Currently, gross domestic product (GDP) is the most widely used indicator of a country’s economic status. But while this number places a value on all the goods and services produced by that economy, it doesn’t account for its “natural capital” — the ecosystems and the services they provide, from carbon sequestration to freshwater regulation to pollination.
Africa's patrimony of water resources is unparalleled – the continent has 9% of the world’s water, and only 11%of the globe’s population. The continent is also home to some of the world’s iconic rivers. Who hasn’t heard about the Nile, the mighty Congo, or the Niger?

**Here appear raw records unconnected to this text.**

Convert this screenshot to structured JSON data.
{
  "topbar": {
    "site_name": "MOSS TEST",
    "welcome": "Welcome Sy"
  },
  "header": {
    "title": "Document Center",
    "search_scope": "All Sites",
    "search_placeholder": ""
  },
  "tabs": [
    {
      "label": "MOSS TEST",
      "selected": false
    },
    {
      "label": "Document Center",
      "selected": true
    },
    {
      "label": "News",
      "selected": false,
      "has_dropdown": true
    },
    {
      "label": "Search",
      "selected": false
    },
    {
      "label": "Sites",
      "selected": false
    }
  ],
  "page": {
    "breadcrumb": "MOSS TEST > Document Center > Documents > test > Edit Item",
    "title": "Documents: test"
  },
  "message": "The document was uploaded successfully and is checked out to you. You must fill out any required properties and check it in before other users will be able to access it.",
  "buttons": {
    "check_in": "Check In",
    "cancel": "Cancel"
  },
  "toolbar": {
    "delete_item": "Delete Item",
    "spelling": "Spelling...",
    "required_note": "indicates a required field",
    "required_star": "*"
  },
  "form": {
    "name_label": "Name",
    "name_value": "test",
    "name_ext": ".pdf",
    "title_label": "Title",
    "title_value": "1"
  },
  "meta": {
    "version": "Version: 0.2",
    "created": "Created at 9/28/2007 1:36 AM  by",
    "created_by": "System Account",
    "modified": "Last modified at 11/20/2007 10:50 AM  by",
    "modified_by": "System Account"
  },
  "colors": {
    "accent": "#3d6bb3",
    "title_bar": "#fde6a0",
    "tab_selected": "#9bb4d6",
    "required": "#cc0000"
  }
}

Under the appearance of sufficient water at the continental average, however, lies a highly uneven resource distribution, meaning that many countries and transboundary river and lake basins face increasing levels of water stress due to rapidly increasing populations and various accompaniments of economic growth. Climate change exacerbates water insecurity, and in turn, vulnerability of the poorest populations.
Next week, the African Ministers’ Council on Water will host the 5th Africa Water Week in Dakar – the continent’s pre-eminent gathering of water experts, policymakers and civil society – under the theme, “Placing Water at the Heart of the Post 2015 Development Agenda.”
I can think of no other venue more suitable for discussing sustainable management and development of Africa’s international waters openly and fruitfully, and for catalyzing new opportunities and partnerships for greater impact.
At the home ground of the OMVS (Organisation pour la mise en valeur du valeur du fleuve Sénégal or Senegal River Basin Development Authority), which has successfully applied benefit sharing principles and equitable institutional and financial arrangements to harness the benefits of basin-wide cooperation, there will be much for CIWA and our implementation partners to learn and cross pollinate in our work across Africa.
Africa’s 63 transboundary river basins cover more than 60 percent of the continent’s surface area and house more than half a billion people. As water issues and the sectors which require water such as agriculture, energy and transportation take center stage on the development agenda, there is growing recognition that sustainable management of shared water resources must become an integral part of the solutions needed to end poverty and boost shared prosperity on the continent.
People, Spaces, Deliberation bloggers present exceptional campaign art from all over the world. These examples are meant to inspire.
Globally, unclean water and a lack of sanitation pose significant risks to the health and wellbeing of people as well as to efforts to end extreme poverty and disease in the world’s poorest countries.
The following video by Water.org illustrates the tragic nature of the water crisis and their drive for new solutions, financing models, and greater transparency.
As African cities continue to grow at historic rates, basic services like water supply and sanitation are struggling to keep up. Sparked by the continuing challenges experienced by water utilities to connect poor communities to their networks, and to recover the costs of water supply, there has been a notable surge of interest in the use and implications of pre-paid meters for water supply service provision in African cities.
Female farmers in Tamil Nadu after attending a farmer training session in the village.
In India, the state of Tamil Nadu has about 4% of the geographical area of the country, 7% of the population and only 3% of the water resources. Hence, it is one of the most water stressed states in India and its crops rely on river water and monsoon rains. Yet, Tamil Nadu is one of the leading producers of agricultural products in India, famous for its turmeric and rice among others. Thus the need to conserve and manage scarce water resources is critical to the success of agriculture of the state, which accounts for more than 20% of its economy.